→ HOW TO COMPLETE THIS TASK:
Go through the listing below. Copy each line that has the string "icon".

→ RECORDED INFORMATION:
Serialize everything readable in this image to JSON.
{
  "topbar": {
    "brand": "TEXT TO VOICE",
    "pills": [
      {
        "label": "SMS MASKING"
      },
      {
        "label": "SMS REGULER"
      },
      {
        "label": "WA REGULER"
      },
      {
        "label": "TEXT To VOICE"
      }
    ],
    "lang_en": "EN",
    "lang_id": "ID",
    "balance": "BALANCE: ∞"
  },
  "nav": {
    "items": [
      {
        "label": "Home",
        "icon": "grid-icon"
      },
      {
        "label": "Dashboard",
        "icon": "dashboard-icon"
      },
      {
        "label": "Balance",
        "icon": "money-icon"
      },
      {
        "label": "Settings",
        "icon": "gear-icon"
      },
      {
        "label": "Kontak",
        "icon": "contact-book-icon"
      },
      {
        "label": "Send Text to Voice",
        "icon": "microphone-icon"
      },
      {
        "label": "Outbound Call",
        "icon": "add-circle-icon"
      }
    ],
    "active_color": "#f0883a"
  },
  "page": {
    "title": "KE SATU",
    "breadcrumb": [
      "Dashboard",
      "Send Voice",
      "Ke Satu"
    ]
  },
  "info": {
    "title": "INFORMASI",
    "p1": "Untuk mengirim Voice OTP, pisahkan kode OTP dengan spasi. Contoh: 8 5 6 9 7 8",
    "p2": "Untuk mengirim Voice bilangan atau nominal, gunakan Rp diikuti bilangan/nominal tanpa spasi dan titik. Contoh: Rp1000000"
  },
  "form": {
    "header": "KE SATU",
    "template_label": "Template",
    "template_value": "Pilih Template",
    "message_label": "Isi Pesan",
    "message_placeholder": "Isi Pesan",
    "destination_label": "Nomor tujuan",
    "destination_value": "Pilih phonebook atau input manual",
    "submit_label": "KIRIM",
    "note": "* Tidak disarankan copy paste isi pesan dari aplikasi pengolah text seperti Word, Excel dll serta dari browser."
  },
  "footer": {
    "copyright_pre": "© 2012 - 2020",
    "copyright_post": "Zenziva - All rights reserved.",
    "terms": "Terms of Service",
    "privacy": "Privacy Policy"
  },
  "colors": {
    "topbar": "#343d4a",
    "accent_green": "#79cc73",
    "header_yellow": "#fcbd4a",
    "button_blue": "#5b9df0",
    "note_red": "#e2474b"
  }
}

→ TASK RESPONSE:
        "icon": "grid-icon"
        "icon": "dashboard-icon"
        "icon": "money-icon"
        "icon": "gear-icon"
        "icon": "contact-book-icon"
        "icon": "microphone-icon"
        "icon": "add-circle-icon"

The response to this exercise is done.